*SUPPLIED RECORDS*
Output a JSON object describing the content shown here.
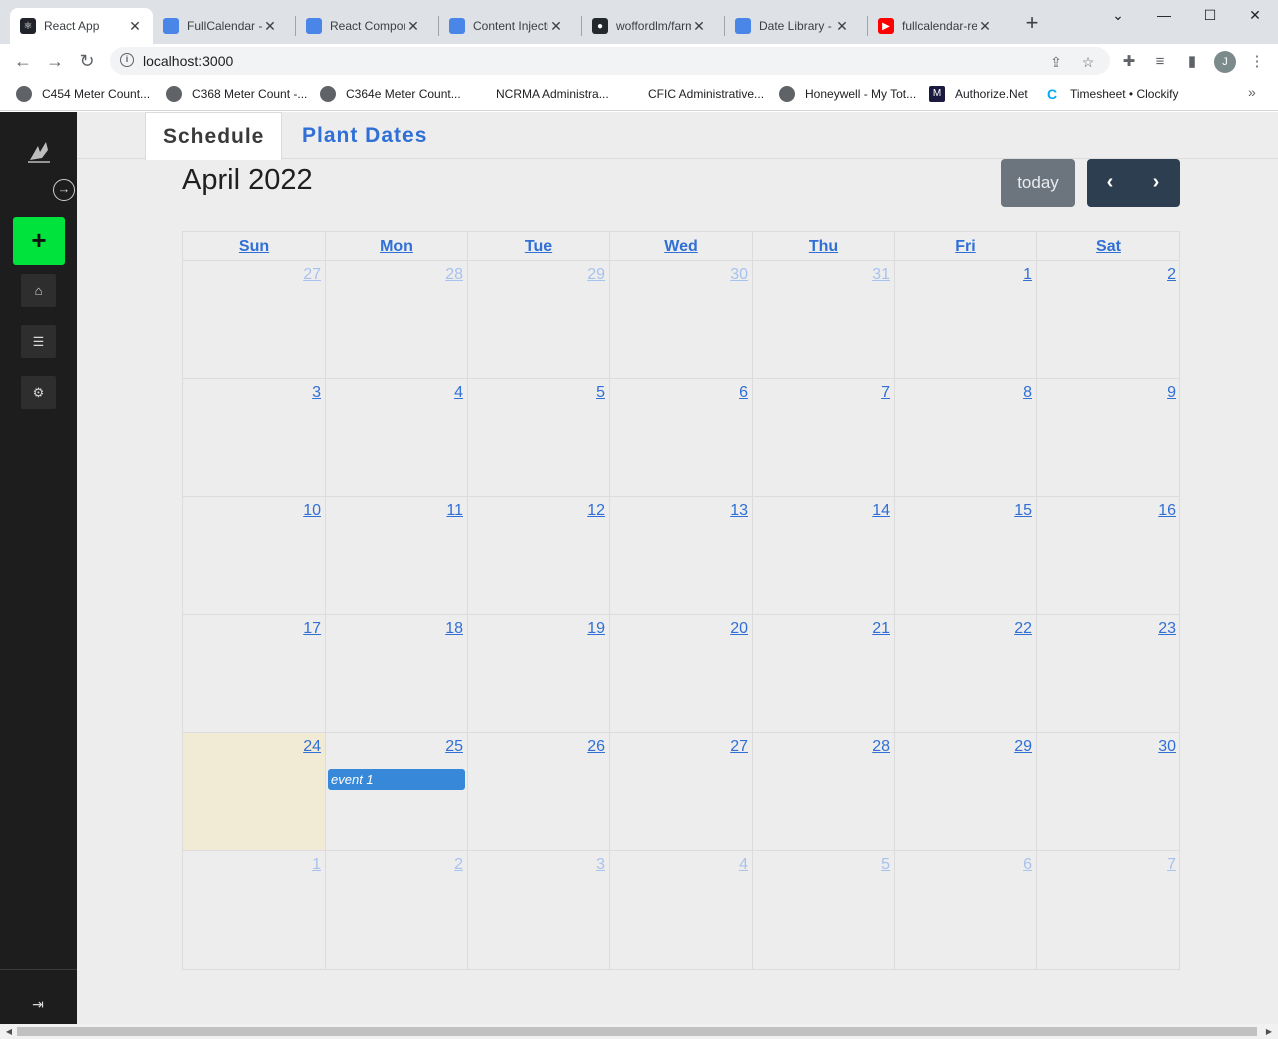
{
  "browser": {
    "tabs": [
      {
        "title": "React App",
        "icon": "react-icon",
        "active": true
      },
      {
        "title": "FullCalendar - ",
        "icon": "page-icon",
        "active": false
      },
      {
        "title": "React Compon",
        "icon": "page-icon",
        "active": false
      },
      {
        "title": "Content Injecti",
        "icon": "page-icon",
        "active": false
      },
      {
        "title": "woffordlm/farm",
        "icon": "github-icon",
        "active": false
      },
      {
        "title": "Date Library - ",
        "icon": "page-icon",
        "active": false
      },
      {
        "title": "fullcalendar-re",
        "icon": "youtube-icon",
        "active": false
      }
    ],
    "close_symbol": "✕",
    "new_tab_symbol": "+",
    "url": "localhost:3000",
    "profile_initial": "J",
    "bookmarks": [
      {
        "label": "C454 Meter Count...",
        "icon": "globe-icon"
      },
      {
        "label": "C368 Meter Count -...",
        "icon": "globe-icon"
      },
      {
        "label": "C364e Meter Count...",
        "icon": "globe-icon"
      },
      {
        "label": "NCRMA Administra...",
        "icon": "none"
      },
      {
        "label": "CFIC Administrative...",
        "icon": "none"
      },
      {
        "label": "Honeywell - My Tot...",
        "icon": "globe-icon"
      },
      {
        "label": "Authorize.Net",
        "icon": "authorize-net-icon"
      },
      {
        "label": "Timesheet • Clockify",
        "icon": "clockify-icon"
      }
    ]
  },
  "app": {
    "view_tabs": {
      "schedule": "Schedule",
      "plant_dates": "Plant Dates"
    },
    "add_symbol": "+",
    "calendar": {
      "title": "April 2022",
      "today_label": "today",
      "prev_symbol": "‹",
      "next_symbol": "›",
      "days_of_week": [
        "Sun",
        "Mon",
        "Tue",
        "Wed",
        "Thu",
        "Fri",
        "Sat"
      ],
      "weeks": [
        [
          {
            "d": "27",
            "other": true
          },
          {
            "d": "28",
            "other": true
          },
          {
            "d": "29",
            "other": true
          },
          {
            "d": "30",
            "other": true
          },
          {
            "d": "31",
            "other": true
          },
          {
            "d": "1"
          },
          {
            "d": "2"
          }
        ],
        [
          {
            "d": "3"
          },
          {
            "d": "4"
          },
          {
            "d": "5"
          },
          {
            "d": "6"
          },
          {
            "d": "7"
          },
          {
            "d": "8"
          },
          {
            "d": "9"
          }
        ],
        [
          {
            "d": "10"
          },
          {
            "d": "11"
          },
          {
            "d": "12"
          },
          {
            "d": "13"
          },
          {
            "d": "14"
          },
          {
            "d": "15"
          },
          {
            "d": "16"
          }
        ],
        [
          {
            "d": "17"
          },
          {
            "d": "18"
          },
          {
            "d": "19"
          },
          {
            "d": "20"
          },
          {
            "d": "21"
          },
          {
            "d": "22"
          },
          {
            "d": "23"
          }
        ],
        [
          {
            "d": "24",
            "today": true
          },
          {
            "d": "25",
            "event": "event 1"
          },
          {
            "d": "26"
          },
          {
            "d": "27"
          },
          {
            "d": "28"
          },
          {
            "d": "29"
          },
          {
            "d": "30"
          }
        ],
        [
          {
            "d": "1",
            "other": true
          },
          {
            "d": "2",
            "other": true
          },
          {
            "d": "3",
            "other": true
          },
          {
            "d": "4",
            "other": true
          },
          {
            "d": "5",
            "other": true
          },
          {
            "d": "6",
            "other": true
          },
          {
            "d": "7",
            "other": true
          }
        ]
      ]
    }
  },
  "colors": {
    "accent_green": "#00e33c",
    "link_blue": "#2f6fd6",
    "event_blue": "#3788d8",
    "today_highlight": "#f1ebd5",
    "sidebar": "#1d1d1d",
    "nav_button": "#2c3e50"
  }
}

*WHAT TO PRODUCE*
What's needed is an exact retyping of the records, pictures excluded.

*ANSWER TO THIS TASK*
Output a JSON object describing the content shown here.
{
  "browser": {
    "tabs": [
      {
        "title": "React App",
        "icon": "react-icon",
        "active": true
      },
      {
        "title": "FullCalendar - ",
        "icon": "page-icon",
        "active": false
      },
      {
        "title": "React Compon",
        "icon": "page-icon",
        "active": false
      },
      {
        "title": "Content Injecti",
        "icon": "page-icon",
        "active": false
      },
      {
        "title": "woffordlm/farm",
        "icon": "github-icon",
        "active": false
      },
      {
        "title": "Date Library - ",
        "icon": "page-icon",
        "active": false
      },
      {
        "title": "fullcalendar-re",
        "icon": "youtube-icon",
        "active": false
      }
    ],
    "close_symbol": "✕",
    "new_tab_symbol": "+",
    "url": "localhost:3000",
    "profile_initial": "J",
    "bookmarks": [
      {
        "label": "C454 Meter Count...",
        "icon": "globe-icon"
      },
      {
        "label": "C368 Meter Count -...",
        "icon": "globe-icon"
      },
      {
        "label": "C364e Meter Count...",
        "icon": "globe-icon"
      },
      {
        "label": "NCRMA Administra...",
        "icon": "none"
      },
      {
        "label": "CFIC Administrative...",
        "icon": "none"
      },
      {
        "label": "Honeywell - My Tot...",
        "icon": "globe-icon"
      },
      {
        "label": "Authorize.Net",
        "icon": "authorize-net-icon"
      },
      {
        "label": "Timesheet • Clockify",
        "icon": "clockify-icon"
      }
    ]
  },
  "app": {
    "view_tabs": {
      "schedule": "Schedule",
      "plant_dates": "Plant Dates"
    },
    "add_symbol": "+",
    "calendar": {
      "title": "April 2022",
      "today_label": "today",
      "prev_symbol": "‹",
      "next_symbol": "›",
      "days_of_week": [
        "Sun",
        "Mon",
        "Tue",
        "Wed",
        "Thu",
        "Fri",
        "Sat"
      ],
      "weeks": [
        [
          {
            "d": "27",
            "other": true
          },
          {
            "d": "28",
            "other": true
          },
          {
            "d": "29",
            "other": true
          },
          {
            "d": "30",
            "other": true
          },
          {
            "d": "31",
            "other": true
          },
          {
            "d": "1"
          },
          {
            "d": "2"
          }
        ],
        [
          {
            "d": "3"
          },
          {
            "d": "4"
          },
          {
            "d": "5"
          },
          {
            "d": "6"
          },
          {
            "d": "7"
          },
          {
            "d": "8"
          },
          {
            "d": "9"
          }
        ],
        [
          {
            "d": "10"
          },
          {
            "d": "11"
          },
          {
            "d": "12"
          },
          {
            "d": "13"
          },
          {
            "d": "14"
          },
          {
            "d": "15"
          },
          {
            "d": "16"
          }
        ],
        [
          {
            "d": "17"
          },
          {
            "d": "18"
          },
          {
            "d": "19"
          },
          {
            "d": "20"
          },
          {
            "d": "21"
          },
          {
            "d": "22"
          },
          {
            "d": "23"
          }
        ],
        [
          {
            "d": "24",
            "today": true
          },
          {
            "d": "25",
            "event": "event 1"
          },
          {
            "d": "26"
          },
          {
            "d": "27"
          },
          {
            "d": "28"
          },
          {
            "d": "29"
          },
          {
            "d": "30"
          }
        ],
        [
          {
            "d": "1",
            "other": true
          },
          {
            "d": "2",
            "other": true
          },
          {
            "d": "3",
            "other": true
          },
          {
            "d": "4",
            "other": true
          },
          {
            "d": "5",
            "other": true
          },
          {
            "d": "6",
            "other": true
          },
          {
            "d": "7",
            "other": true
          }
        ]
      ]
    }
  },
  "colors": {
    "accent_green": "#00e33c",
    "link_blue": "#2f6fd6",
    "event_blue": "#3788d8",
    "today_highlight": "#f1ebd5",
    "sidebar": "#1d1d1d",
    "nav_button": "#2c3e50"
  }
}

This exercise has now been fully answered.